- Plan Ahead – Communicate price changes as far in advance as possible to avoid sticker shock and backlash. Acknowledge that it’s not something you want to do, but that it’s a necessity in the current context, and provide clear, transparent reasoning behind any increases. While prices are increasing across almost all industries, this isn’t enough for most consumers, who are dealing with rising costs in all aspects of their life. Explain the need to maintain the integrity and quality of your brand and how an inevitable price change is part of that commitment.
- Follow Up Frequently – Send additional messages as the price increase approaches so that all customers are given the chance to see the message and act accordingly (including ordering ahead of the scheduled change if they desire).
- Keep Your Customers in Mind – Consumers are savvier than ever and will sense ulterior motives for a price increase if you are not transparent and considerate in how you approach the change. Did you just launch a new website, hire a bunch of employees, or launch a new headquarters? Price increases may send the wrong message as you experience visible growth and profit.
Taking a Proactive Approach to Minimize the Impact of Supply Chain Issues
Supply chain issues are expected to persist through 2022 and much of 2023 due to the ongoing inflation, the continued impact of COVID-19, and geopolitical upheaval such as the war in Ukraine. So how do you set your e-commerce business up for success as consumers start to tighten their wallets and place greater scrutiny on the companies with which they do business?
Implement Systems Designed for Delays
One of the most frustrating aspects of the supply chain crunch of the last two years has been how hard it became to get certain goods, many of which would be purchased and resold at high markups by third-party sellers. Implement reservation and preorder systems that reward loyal customers, reduce the risk of bots and resellers hoarding stock, and get goods into consumers’ hands. Revise systems to create a steady, reliable pipeline of products to your customers.
Be Proactive with Vendors
Supplies are limited across all industries, so it is the proactive, supply-savvy retailers who are finding the most success. Work with vendors to purchase materials and goods in a timely way.
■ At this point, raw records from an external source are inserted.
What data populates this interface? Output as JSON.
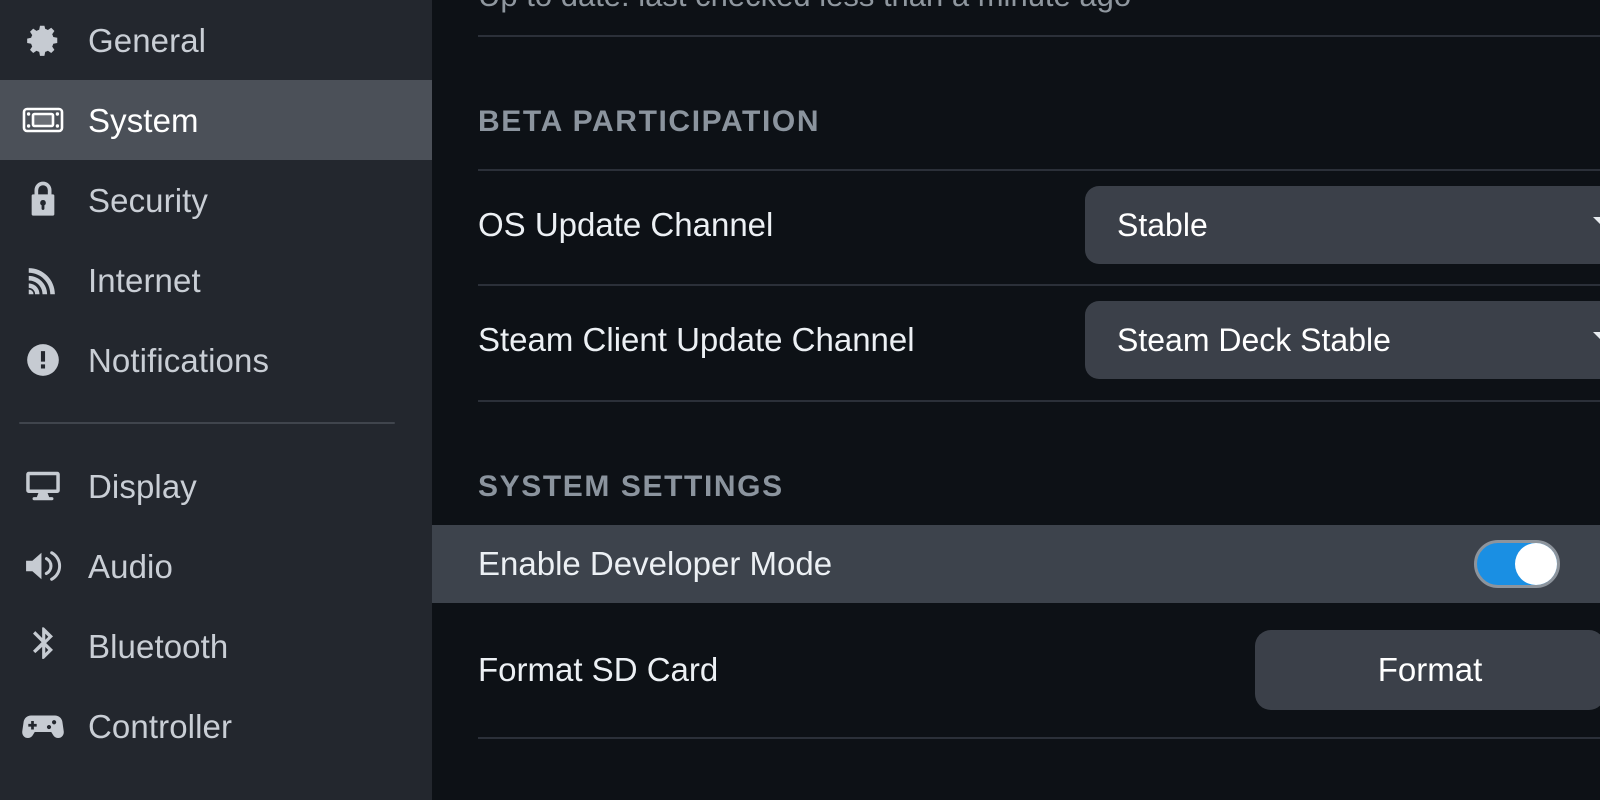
{
  "sidebar": {
    "items": [
      {
        "id": "general",
        "label": "General",
        "icon": "gear-icon",
        "selected": false
      },
      {
        "id": "system",
        "label": "System",
        "icon": "steam-deck-icon",
        "selected": true
      },
      {
        "id": "security",
        "label": "Security",
        "icon": "lock-icon",
        "selected": false
      },
      {
        "id": "internet",
        "label": "Internet",
        "icon": "wifi-icon",
        "selected": false
      },
      {
        "id": "notifications",
        "label": "Notifications",
        "icon": "alert-circle-icon",
        "selected": false
      }
    ],
    "items_lower": [
      {
        "id": "display",
        "label": "Display",
        "icon": "monitor-icon",
        "selected": false
      },
      {
        "id": "audio",
        "label": "Audio",
        "icon": "speaker-icon",
        "selected": false
      },
      {
        "id": "bluetooth",
        "label": "Bluetooth",
        "icon": "bluetooth-icon",
        "selected": false
      },
      {
        "id": "controller",
        "label": "Controller",
        "icon": "gamepad-icon",
        "selected": false
      }
    ]
  },
  "content": {
    "update_status": "Up to date: last checked less than a minute ago",
    "sections": [
      {
        "id": "beta-participation",
        "header": "BETA PARTICIPATION",
        "rows": [
          {
            "id": "os-update-channel",
            "label": "OS Update Channel",
            "control": "dropdown",
            "value": "Stable",
            "caret": "chevron-down-icon"
          },
          {
            "id": "steam-client-update-channel",
            "label": "Steam Client Update Channel",
            "control": "dropdown",
            "value": "Steam Deck Stable",
            "caret": "chevron-down-icon"
          }
        ]
      },
      {
        "id": "system-settings",
        "header": "SYSTEM SETTINGS",
        "rows": [
          {
            "id": "enable-developer-mode",
            "label": "Enable Developer Mode",
            "control": "toggle",
            "value": "on",
            "highlighted": true
          },
          {
            "id": "format-sd-card",
            "label": "Format SD Card",
            "control": "button",
            "value": "Format"
          }
        ]
      }
    ]
  },
  "colors": {
    "sidebar_bg": "#23272e",
    "sidebar_selected": "#4b5058",
    "content_bg": "#0d1116",
    "row_highlight": "#3d434c",
    "control_bg": "#3b4049",
    "toggle_on": "#1a8fe3",
    "toggle_knob": "#ffffff",
    "header_text": "#8b949e",
    "primary_text": "#ecf0f4",
    "divider": "#2b3039"
  }
}
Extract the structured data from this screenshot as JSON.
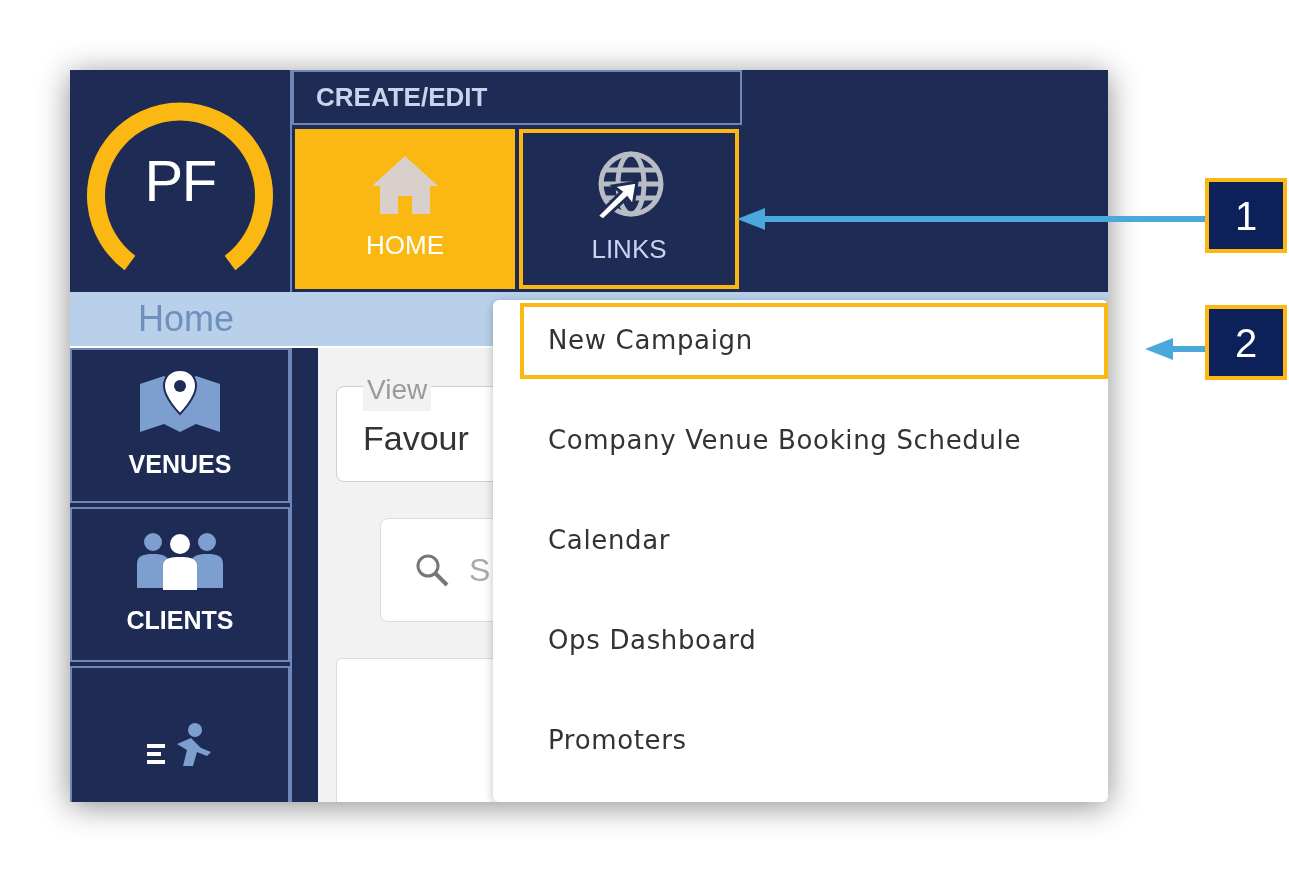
{
  "logo": {
    "text": "PF"
  },
  "ribbon": {
    "group_title": "CREATE/EDIT",
    "buttons": [
      {
        "label": "HOME",
        "kind": "house",
        "selected": true,
        "highlighted": false
      },
      {
        "label": "LINKS",
        "kind": "globe",
        "selected": false,
        "highlighted": true
      }
    ]
  },
  "breadcrumb": "Home",
  "sidebar": [
    {
      "label": "VENUES",
      "kind": "map"
    },
    {
      "label": "CLIENTS",
      "kind": "people"
    },
    {
      "kind": "runner"
    }
  ],
  "view_field": {
    "label": "View",
    "value": "Favour"
  },
  "search": {
    "placeholder": "S"
  },
  "links_menu": [
    {
      "label": "New Campaign",
      "highlighted": true
    },
    {
      "label": "Company Venue Booking Schedule",
      "highlighted": false
    },
    {
      "label": "Calendar",
      "highlighted": false
    },
    {
      "label": "Ops Dashboard",
      "highlighted": false
    },
    {
      "label": "Promoters",
      "highlighted": false
    }
  ],
  "callouts": [
    {
      "number": "1"
    },
    {
      "number": "2"
    }
  ]
}
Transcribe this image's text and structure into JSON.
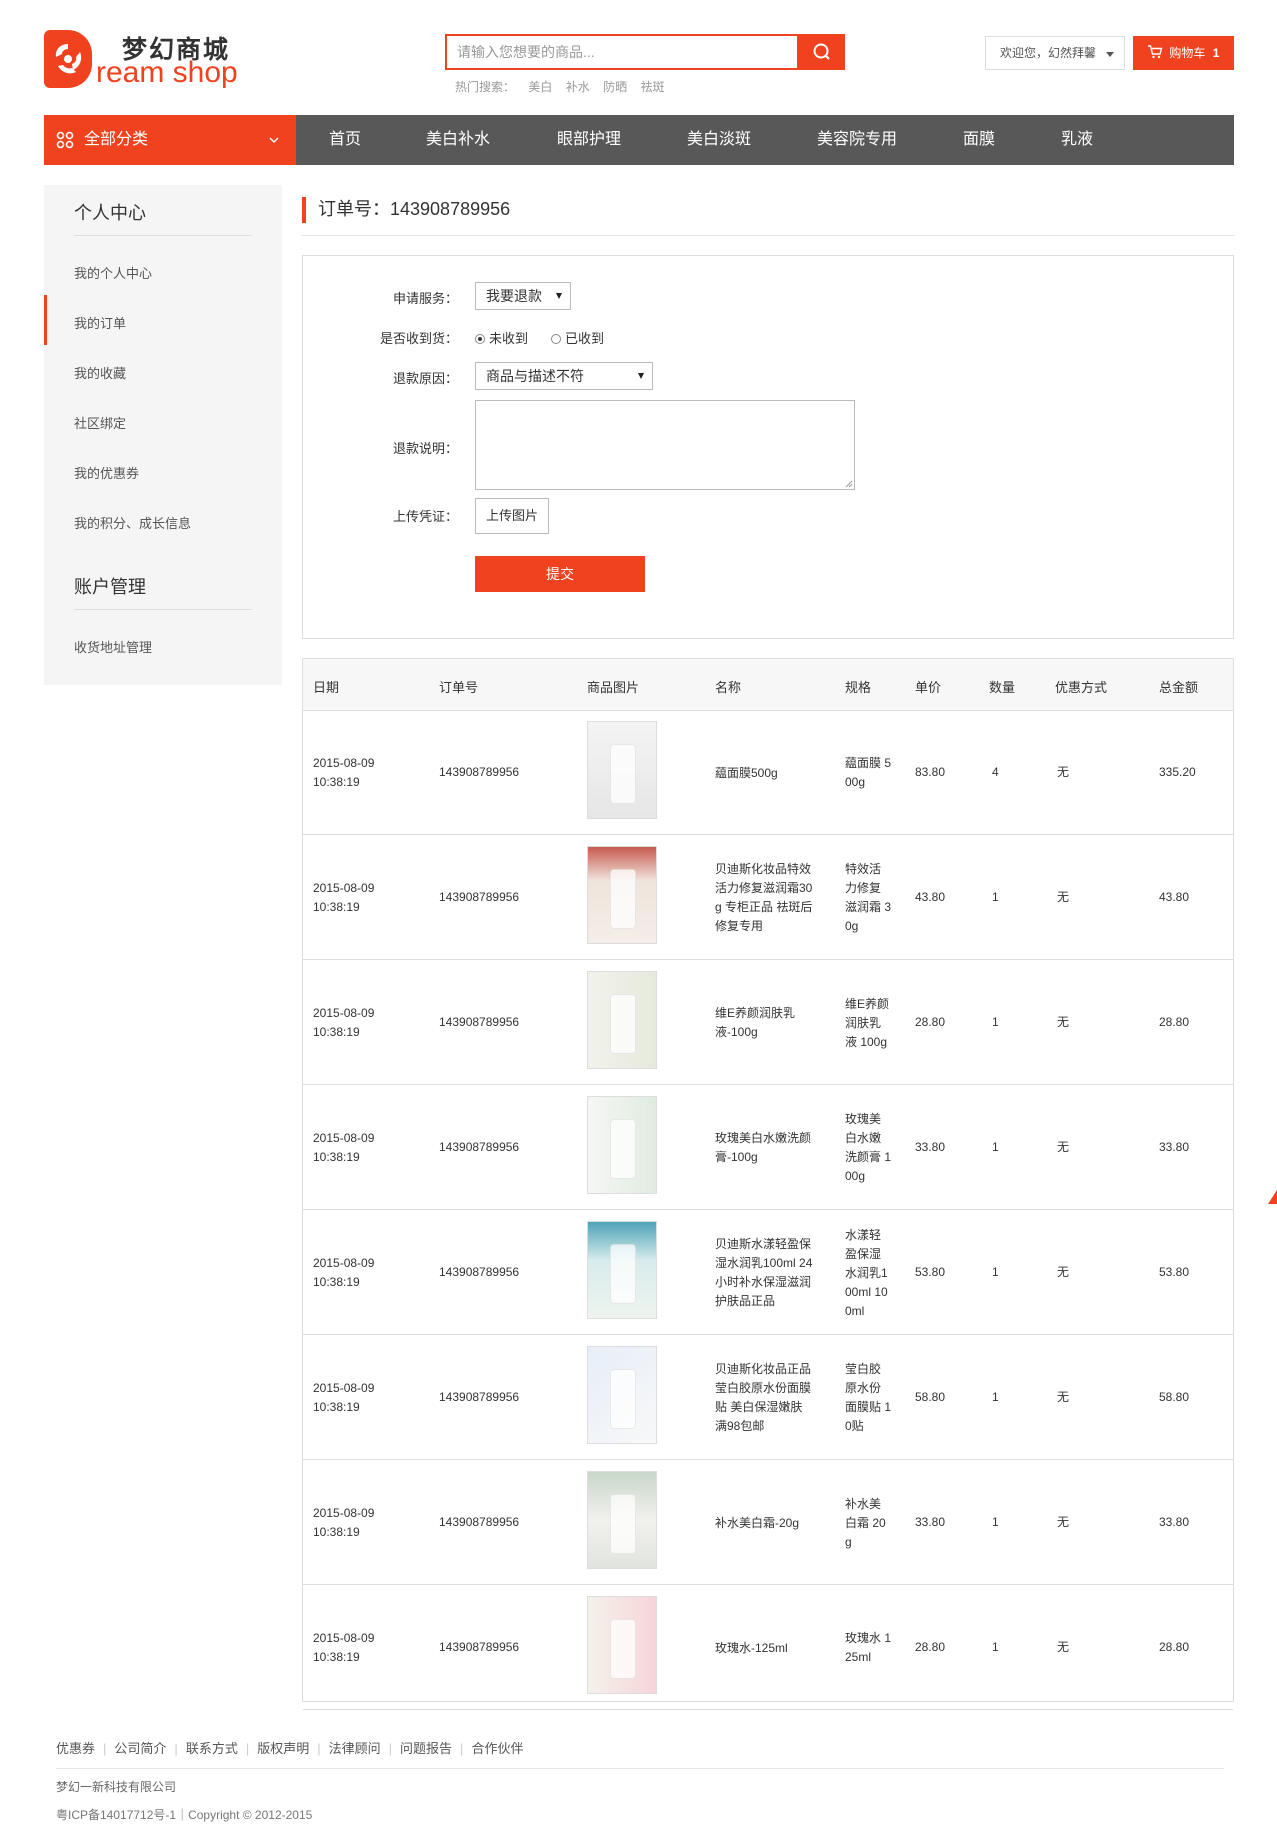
{
  "brand": {
    "name_cn": "梦幻商城",
    "name_en": "ream shop",
    "color": "#f0421e"
  },
  "search": {
    "placeholder": "请输入您想要的商品...",
    "hot_label": "热门搜索：",
    "hot_terms": [
      "美白",
      "补水",
      "防晒",
      "祛斑"
    ]
  },
  "header": {
    "welcome": "欢迎您，幻然拜馨",
    "cart_label": "购物车",
    "cart_count": "1"
  },
  "nav": {
    "all_categories": "全部分类",
    "items": [
      "首页",
      "美白补水",
      "眼部护理",
      "美白淡斑",
      "美容院专用",
      "面膜",
      "乳液"
    ]
  },
  "sidebar": {
    "section1_title": "个人中心",
    "section1_items": [
      "我的个人中心",
      "我的订单",
      "我的收藏",
      "社区绑定",
      "我的优惠券",
      "我的积分、成长信息"
    ],
    "active_index": 1,
    "section2_title": "账户管理",
    "section2_items": [
      "收货地址管理"
    ]
  },
  "order": {
    "title_label": "订单号：",
    "number": "143908789956"
  },
  "form": {
    "service_label": "申请服务：",
    "service_value": "我要退款",
    "received_label": "是否收到货：",
    "received_options": [
      "未收到",
      "已收到"
    ],
    "received_selected": 0,
    "reason_label": "退款原因：",
    "reason_value": "商品与描述不符",
    "desc_label": "退款说明：",
    "upload_label": "上传凭证：",
    "upload_button": "上传图片",
    "submit_button": "提交"
  },
  "table": {
    "headers": [
      "日期",
      "订单号",
      "商品图片",
      "名称",
      "规格",
      "单价",
      "数量",
      "优惠方式",
      "总金额"
    ],
    "rows": [
      {
        "date": "2015-08-09",
        "time": "10:38:19",
        "order": "143908789956",
        "name": [
          "藴面膜500g"
        ],
        "spec": [
          "藴面膜 5",
          "00g"
        ],
        "price": "83.80",
        "qty": "4",
        "discount": "无",
        "total": "335.20"
      },
      {
        "date": "2015-08-09",
        "time": "10:38:19",
        "order": "143908789956",
        "name": [
          "贝迪斯化妆品特效",
          "活力修复滋润霜30",
          "g 专柜正品 祛斑后",
          "修复专用"
        ],
        "spec": [
          "特效活",
          "力修复",
          "滋润霜 3",
          "0g"
        ],
        "price": "43.80",
        "qty": "1",
        "discount": "无",
        "total": "43.80"
      },
      {
        "date": "2015-08-09",
        "time": "10:38:19",
        "order": "143908789956",
        "name": [
          "维E养颜润肤乳",
          "液-100g"
        ],
        "spec": [
          "维E养颜",
          "润肤乳",
          "液 100g"
        ],
        "price": "28.80",
        "qty": "1",
        "discount": "无",
        "total": "28.80"
      },
      {
        "date": "2015-08-09",
        "time": "10:38:19",
        "order": "143908789956",
        "name": [
          "玫瑰美白水嫩洗颜",
          "膏-100g"
        ],
        "spec": [
          "玫瑰美",
          "白水嫩",
          "洗颜膏 1",
          "00g"
        ],
        "price": "33.80",
        "qty": "1",
        "discount": "无",
        "total": "33.80"
      },
      {
        "date": "2015-08-09",
        "time": "10:38:19",
        "order": "143908789956",
        "name": [
          "贝迪斯水漾轻盈保",
          "湿水润乳100ml 24",
          "小时补水保湿滋润",
          "护肤品正品"
        ],
        "spec": [
          "水漾轻",
          "盈保湿",
          "水润乳1",
          "00ml 10",
          "0ml"
        ],
        "price": "53.80",
        "qty": "1",
        "discount": "无",
        "total": "53.80"
      },
      {
        "date": "2015-08-09",
        "time": "10:38:19",
        "order": "143908789956",
        "name": [
          "贝迪斯化妆品正品",
          "莹白胶原水份面膜",
          "贴 美白保湿嫩肤",
          "满98包邮"
        ],
        "spec": [
          "莹白胶",
          "原水份",
          "面膜贴 1",
          "0贴"
        ],
        "price": "58.80",
        "qty": "1",
        "discount": "无",
        "total": "58.80"
      },
      {
        "date": "2015-08-09",
        "time": "10:38:19",
        "order": "143908789956",
        "name": [
          "补水美白霜-20g"
        ],
        "spec": [
          "补水美",
          "白霜 20",
          "g"
        ],
        "price": "33.80",
        "qty": "1",
        "discount": "无",
        "total": "33.80"
      },
      {
        "date": "2015-08-09",
        "time": "10:38:19",
        "order": "143908789956",
        "name": [
          "玫瑰水-125ml"
        ],
        "spec": [
          "玫瑰水 1",
          "25ml"
        ],
        "price": "28.80",
        "qty": "1",
        "discount": "无",
        "total": "28.80"
      }
    ]
  },
  "footer": {
    "links": [
      "优惠券",
      "公司简介",
      "联系方式",
      "版权声明",
      "法律顾问",
      "问题报告",
      "合作伙伴"
    ],
    "company": "梦幻一新科技有限公司",
    "copyright": "粤ICP备14017712号-1｜Copyright © 2012-2015"
  },
  "icons": {
    "search": "search-icon",
    "cart": "cart-icon",
    "categories": "grid-icon",
    "dropdown": "chevron-down-icon"
  }
}
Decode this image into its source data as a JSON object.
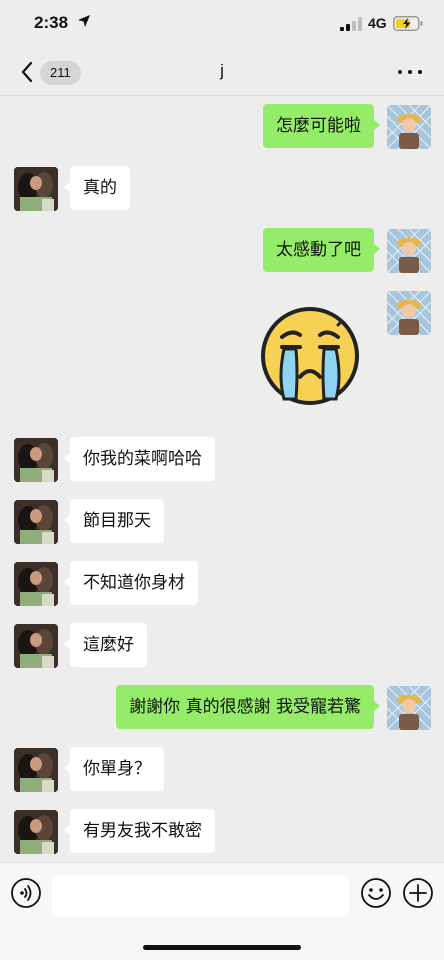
{
  "status_bar": {
    "time": "2:38",
    "network": "4G",
    "icons": [
      "location-arrow-icon",
      "signal-icon",
      "battery-charging-icon"
    ]
  },
  "nav": {
    "back_count": "211",
    "title": "j",
    "icons": [
      "chevron-left-icon",
      "more-icon"
    ]
  },
  "messages": [
    {
      "side": "out",
      "text": "怎麼可能啦"
    },
    {
      "side": "in",
      "text": "真的"
    },
    {
      "side": "out",
      "text": "太感動了吧"
    },
    {
      "side": "out",
      "type": "sticker",
      "icon": "crying-face-sticker"
    },
    {
      "side": "in",
      "text": "你我的菜啊哈哈"
    },
    {
      "side": "in",
      "text": "節目那天"
    },
    {
      "side": "in",
      "text": "不知道你身材"
    },
    {
      "side": "in",
      "text": "這麼好"
    },
    {
      "side": "out",
      "text": "謝謝你 真的很感謝 我受寵若驚"
    },
    {
      "side": "in",
      "text": "你單身？"
    },
    {
      "side": "in",
      "text": "有男友我不敢密"
    }
  ],
  "input_bar": {
    "value": "",
    "placeholder": "",
    "icons": [
      "voice-icon",
      "emoji-icon",
      "plus-icon"
    ]
  },
  "colors": {
    "background": "#ededed",
    "outgoing_bubble": "#95ec69",
    "incoming_bubble": "#ffffff",
    "battery": "#f2d21b"
  }
}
The just-in-time days of ordering a day or two before stock is needed are gone for now, and while it is risky to over-purchase, it’s becoming equally risky for many to wait as their websites fill up with out-of-stock notifications.
Building a Sustainable Business
E-commerce supply chain issues are having a direct impact on the bottom line of most American companies and will continue to do so for the next year or longer. To address these issues, it’s important to revisit how you communicate with customers, buy and sell products, and manage expectations in an age of frequent, unprecedented upheaval. Those that take these extra steps will be in a much better position to succeed in continuing volatile market conditions in the months and years ahead.